Former U.S. Labor Secretary Robert Reich discusses the grave economic and social consequences that may result if the gap between rich and poor continues to widen.
How Democracies Die is a book by Harvard University political scientists Steven Levitsky and Daniel Ziblatt about how elected leaders can gradually subvert the democratic process to increase their power.
Donald Trump’s presidency has raised a question that many of us never thought we’d be asking: Is our democracy in danger? Levitsky and Ziblatt have spent more than twenty years studying the breakdown of democracies in Europe and Latin America, and they believe the answer is yes.

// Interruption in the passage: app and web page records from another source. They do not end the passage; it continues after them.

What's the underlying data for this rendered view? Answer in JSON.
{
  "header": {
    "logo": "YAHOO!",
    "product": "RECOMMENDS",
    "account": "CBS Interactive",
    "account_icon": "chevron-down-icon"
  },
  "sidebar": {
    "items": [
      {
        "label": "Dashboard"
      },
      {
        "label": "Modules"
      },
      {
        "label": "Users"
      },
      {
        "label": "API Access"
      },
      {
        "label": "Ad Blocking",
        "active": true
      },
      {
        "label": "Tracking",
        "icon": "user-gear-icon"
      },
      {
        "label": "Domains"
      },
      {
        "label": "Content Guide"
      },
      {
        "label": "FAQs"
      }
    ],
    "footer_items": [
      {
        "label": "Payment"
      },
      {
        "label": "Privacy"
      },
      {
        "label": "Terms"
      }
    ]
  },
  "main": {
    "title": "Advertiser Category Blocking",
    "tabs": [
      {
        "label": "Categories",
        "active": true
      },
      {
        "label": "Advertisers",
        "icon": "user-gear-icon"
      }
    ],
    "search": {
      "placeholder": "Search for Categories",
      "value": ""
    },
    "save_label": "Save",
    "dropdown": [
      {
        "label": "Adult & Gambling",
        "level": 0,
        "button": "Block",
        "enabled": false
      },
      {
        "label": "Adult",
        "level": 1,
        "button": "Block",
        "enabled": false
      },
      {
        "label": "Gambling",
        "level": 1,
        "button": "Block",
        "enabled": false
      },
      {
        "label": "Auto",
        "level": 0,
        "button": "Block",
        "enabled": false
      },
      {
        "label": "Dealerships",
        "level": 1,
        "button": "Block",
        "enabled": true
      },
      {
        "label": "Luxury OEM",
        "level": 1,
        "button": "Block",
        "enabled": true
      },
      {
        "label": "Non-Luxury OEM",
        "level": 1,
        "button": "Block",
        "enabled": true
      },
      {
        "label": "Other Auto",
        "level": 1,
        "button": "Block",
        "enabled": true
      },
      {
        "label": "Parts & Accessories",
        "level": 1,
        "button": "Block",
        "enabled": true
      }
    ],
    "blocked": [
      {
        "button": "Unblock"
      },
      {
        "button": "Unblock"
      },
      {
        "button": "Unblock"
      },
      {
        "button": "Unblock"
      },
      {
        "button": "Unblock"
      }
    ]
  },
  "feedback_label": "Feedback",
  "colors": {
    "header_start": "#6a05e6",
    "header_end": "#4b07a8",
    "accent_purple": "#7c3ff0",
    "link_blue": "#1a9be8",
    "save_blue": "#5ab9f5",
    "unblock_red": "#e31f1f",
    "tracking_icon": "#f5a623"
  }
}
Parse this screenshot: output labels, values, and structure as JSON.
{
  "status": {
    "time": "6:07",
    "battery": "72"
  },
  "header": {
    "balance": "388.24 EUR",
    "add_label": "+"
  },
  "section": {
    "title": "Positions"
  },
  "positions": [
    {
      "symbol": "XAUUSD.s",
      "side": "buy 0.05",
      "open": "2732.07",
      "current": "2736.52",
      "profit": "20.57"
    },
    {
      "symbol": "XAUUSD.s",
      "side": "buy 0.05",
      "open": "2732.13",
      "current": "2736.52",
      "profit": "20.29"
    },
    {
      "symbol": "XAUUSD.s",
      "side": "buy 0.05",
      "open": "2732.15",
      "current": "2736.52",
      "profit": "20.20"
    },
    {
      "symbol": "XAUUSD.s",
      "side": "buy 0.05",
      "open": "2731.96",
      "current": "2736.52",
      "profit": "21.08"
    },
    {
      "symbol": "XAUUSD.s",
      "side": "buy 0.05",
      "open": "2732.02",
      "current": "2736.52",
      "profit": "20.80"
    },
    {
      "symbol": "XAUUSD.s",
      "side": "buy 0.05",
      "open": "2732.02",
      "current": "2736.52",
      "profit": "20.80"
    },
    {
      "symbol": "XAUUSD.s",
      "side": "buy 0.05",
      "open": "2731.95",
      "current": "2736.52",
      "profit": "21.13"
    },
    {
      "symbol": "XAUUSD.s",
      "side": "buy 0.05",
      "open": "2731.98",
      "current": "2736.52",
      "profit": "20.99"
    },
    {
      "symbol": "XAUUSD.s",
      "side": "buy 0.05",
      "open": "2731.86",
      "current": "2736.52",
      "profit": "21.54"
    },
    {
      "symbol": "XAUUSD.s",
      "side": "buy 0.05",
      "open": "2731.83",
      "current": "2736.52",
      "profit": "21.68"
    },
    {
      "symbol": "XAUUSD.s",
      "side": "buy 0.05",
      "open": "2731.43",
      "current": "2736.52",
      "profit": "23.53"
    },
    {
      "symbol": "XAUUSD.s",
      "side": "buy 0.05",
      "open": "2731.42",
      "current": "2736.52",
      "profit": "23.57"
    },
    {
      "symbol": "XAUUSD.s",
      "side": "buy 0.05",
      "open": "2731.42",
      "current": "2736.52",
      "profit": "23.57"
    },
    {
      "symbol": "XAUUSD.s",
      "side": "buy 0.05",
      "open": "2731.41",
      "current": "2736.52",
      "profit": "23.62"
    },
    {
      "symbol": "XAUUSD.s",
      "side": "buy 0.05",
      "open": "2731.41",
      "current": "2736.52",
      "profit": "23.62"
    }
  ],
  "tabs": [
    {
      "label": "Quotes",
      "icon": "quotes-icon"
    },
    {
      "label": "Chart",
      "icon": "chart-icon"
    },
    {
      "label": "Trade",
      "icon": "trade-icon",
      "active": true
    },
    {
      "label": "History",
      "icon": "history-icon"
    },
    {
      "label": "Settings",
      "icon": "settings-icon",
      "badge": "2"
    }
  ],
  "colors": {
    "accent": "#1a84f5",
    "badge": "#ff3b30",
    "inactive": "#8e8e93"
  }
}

Democracy no longer ends with a bang—in a revolution or military coup—but with a whimper: the slow, steady weakening of critical institutions, such as the judiciary and the press, and the gradual erosion of long-standing political norms. The good news is that there are several exit ramps on the road to authoritarianism. The bad news is that, by electing Trump, we have already passed the first one.
Drawing on decades of research and a wide range of historical and global examples, from 1930s Europe to contemporary Hungary, Turkey, and Venezuela, to the American South during Jim Crow, Levitsky and Ziblatt show how democracies die—and how ours can be saved.